*AIM OF THE TASK*: Look through the lines below and extract any with the word "brush".

*Website and app data records*:
-=-=-

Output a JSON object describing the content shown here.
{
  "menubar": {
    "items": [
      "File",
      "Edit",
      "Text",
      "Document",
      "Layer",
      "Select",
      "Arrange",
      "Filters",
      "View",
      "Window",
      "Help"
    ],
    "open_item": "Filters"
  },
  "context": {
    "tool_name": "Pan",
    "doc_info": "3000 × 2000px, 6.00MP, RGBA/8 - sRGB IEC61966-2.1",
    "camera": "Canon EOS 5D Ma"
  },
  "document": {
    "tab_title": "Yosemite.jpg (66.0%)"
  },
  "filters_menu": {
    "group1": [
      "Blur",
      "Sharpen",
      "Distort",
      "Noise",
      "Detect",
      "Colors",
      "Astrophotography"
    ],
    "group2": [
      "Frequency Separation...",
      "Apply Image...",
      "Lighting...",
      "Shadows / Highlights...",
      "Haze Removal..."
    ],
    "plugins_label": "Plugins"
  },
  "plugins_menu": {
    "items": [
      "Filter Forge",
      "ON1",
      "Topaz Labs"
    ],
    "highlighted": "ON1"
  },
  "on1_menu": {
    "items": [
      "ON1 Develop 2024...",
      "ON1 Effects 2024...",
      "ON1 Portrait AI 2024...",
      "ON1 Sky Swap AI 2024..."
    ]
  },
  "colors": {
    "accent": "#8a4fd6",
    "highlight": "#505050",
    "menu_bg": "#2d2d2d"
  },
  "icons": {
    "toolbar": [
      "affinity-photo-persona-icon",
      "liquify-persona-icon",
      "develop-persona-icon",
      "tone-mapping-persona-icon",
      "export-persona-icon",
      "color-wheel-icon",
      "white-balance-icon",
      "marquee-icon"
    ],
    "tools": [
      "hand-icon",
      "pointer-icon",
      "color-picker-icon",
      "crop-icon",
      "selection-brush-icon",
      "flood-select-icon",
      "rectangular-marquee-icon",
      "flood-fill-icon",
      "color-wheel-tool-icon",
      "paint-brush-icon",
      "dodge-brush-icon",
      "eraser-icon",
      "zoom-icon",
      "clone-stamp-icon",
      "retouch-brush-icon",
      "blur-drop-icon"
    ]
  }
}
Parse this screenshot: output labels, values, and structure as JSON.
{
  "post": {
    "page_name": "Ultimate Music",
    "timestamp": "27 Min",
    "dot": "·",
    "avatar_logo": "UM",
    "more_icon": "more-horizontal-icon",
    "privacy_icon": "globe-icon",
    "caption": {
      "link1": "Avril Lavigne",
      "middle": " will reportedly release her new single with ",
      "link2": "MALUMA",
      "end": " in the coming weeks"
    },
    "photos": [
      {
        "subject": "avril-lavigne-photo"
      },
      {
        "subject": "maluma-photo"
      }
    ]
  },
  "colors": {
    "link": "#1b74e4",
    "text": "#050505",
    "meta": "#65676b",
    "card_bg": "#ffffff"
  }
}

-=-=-

*ANSWER BELOW*:
      "selection-brush-icon",
      "paint-brush-icon",
      "dodge-brush-icon",
      "retouch-brush-icon",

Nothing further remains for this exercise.